Exactly as written, give back every record below.

*Exercise data*:
^^^^^^^^^^^^^^^^

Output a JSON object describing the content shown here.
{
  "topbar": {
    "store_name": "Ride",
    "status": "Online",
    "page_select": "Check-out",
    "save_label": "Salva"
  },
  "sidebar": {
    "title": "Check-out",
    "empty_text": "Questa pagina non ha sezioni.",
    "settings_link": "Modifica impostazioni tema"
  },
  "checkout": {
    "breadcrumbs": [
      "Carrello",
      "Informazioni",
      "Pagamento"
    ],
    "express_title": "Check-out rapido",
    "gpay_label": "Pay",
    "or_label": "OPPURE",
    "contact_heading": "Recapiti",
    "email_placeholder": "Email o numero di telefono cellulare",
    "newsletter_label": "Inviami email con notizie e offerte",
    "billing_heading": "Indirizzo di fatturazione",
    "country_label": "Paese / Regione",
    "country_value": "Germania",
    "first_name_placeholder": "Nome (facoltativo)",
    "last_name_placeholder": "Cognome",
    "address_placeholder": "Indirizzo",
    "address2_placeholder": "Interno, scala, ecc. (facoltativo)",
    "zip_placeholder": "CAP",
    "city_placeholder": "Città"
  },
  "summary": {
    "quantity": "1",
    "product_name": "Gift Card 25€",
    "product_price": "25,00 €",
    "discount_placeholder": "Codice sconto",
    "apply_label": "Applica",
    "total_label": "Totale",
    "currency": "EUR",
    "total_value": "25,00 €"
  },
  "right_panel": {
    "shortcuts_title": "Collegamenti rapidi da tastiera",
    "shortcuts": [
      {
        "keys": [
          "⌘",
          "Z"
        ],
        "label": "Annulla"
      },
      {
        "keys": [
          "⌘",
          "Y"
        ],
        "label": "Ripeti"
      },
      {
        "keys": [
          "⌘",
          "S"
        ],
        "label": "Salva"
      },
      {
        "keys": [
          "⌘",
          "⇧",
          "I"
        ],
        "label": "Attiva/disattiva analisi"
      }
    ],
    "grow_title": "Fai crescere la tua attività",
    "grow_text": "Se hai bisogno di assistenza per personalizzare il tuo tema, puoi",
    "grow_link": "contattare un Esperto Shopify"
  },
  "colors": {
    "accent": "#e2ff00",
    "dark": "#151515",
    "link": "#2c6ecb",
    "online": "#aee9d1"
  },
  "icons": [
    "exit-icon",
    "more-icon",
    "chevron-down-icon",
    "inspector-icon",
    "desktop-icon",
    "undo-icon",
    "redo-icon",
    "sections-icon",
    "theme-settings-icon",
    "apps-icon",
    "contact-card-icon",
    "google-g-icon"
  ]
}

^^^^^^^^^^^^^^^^

*Exercise answer*:
Output a JSON object describing the content shown here.
{
  "topbar": {
    "store_name": "Ride",
    "status": "Online",
    "page_select": "Check-out",
    "save_label": "Salva"
  },
  "sidebar": {
    "title": "Check-out",
    "empty_text": "Questa pagina non ha sezioni.",
    "settings_link": "Modifica impostazioni tema"
  },
  "checkout": {
    "breadcrumbs": [
      "Carrello",
      "Informazioni",
      "Pagamento"
    ],
    "express_title": "Check-out rapido",
    "gpay_label": "Pay",
    "or_label": "OPPURE",
    "contact_heading": "Recapiti",
    "email_placeholder": "Email o numero di telefono cellulare",
    "newsletter_label": "Inviami email con notizie e offerte",
    "billing_heading": "Indirizzo di fatturazione",
    "country_label": "Paese / Regione",
    "country_value": "Germania",
    "first_name_placeholder": "Nome (facoltativo)",
    "last_name_placeholder": "Cognome",
    "address_placeholder": "Indirizzo",
    "address2_placeholder": "Interno, scala, ecc. (facoltativo)",
    "zip_placeholder": "CAP",
    "city_placeholder": "Città"
  },
  "summary": {
    "quantity": "1",
    "product_name": "Gift Card 25€",
    "product_price": "25,00 €",
    "discount_placeholder": "Codice sconto",
    "apply_label": "Applica",
    "total_label": "Totale",
    "currency": "EUR",
    "total_value": "25,00 €"
  },
  "right_panel": {
    "shortcuts_title": "Collegamenti rapidi da tastiera",
    "shortcuts": [
      {
        "keys": [
          "⌘",
          "Z"
        ],
        "label": "Annulla"
      },
      {
        "keys": [
          "⌘",
          "Y"
        ],
        "label": "Ripeti"
      },
      {
        "keys": [
          "⌘",
          "S"
        ],
        "label": "Salva"
      },
      {
        "keys": [
          "⌘",
          "⇧",
          "I"
        ],
        "label": "Attiva/disattiva analisi"
      }
    ],
    "grow_title": "Fai crescere la tua attività",
    "grow_text": "Se hai bisogno di assistenza per personalizzare il tuo tema, puoi",
    "grow_link": "contattare un Esperto Shopify"
  },
  "colors": {
    "accent": "#e2ff00",
    "dark": "#151515",
    "link": "#2c6ecb",
    "online": "#aee9d1"
  },
  "icons": [
    "exit-icon",
    "more-icon",
    "chevron-down-icon",
    "inspector-icon",
    "desktop-icon",
    "undo-icon",
    "redo-icon",
    "sections-icon",
    "theme-settings-icon",
    "apps-icon",
    "contact-card-icon",
    "google-g-icon"
  ]
}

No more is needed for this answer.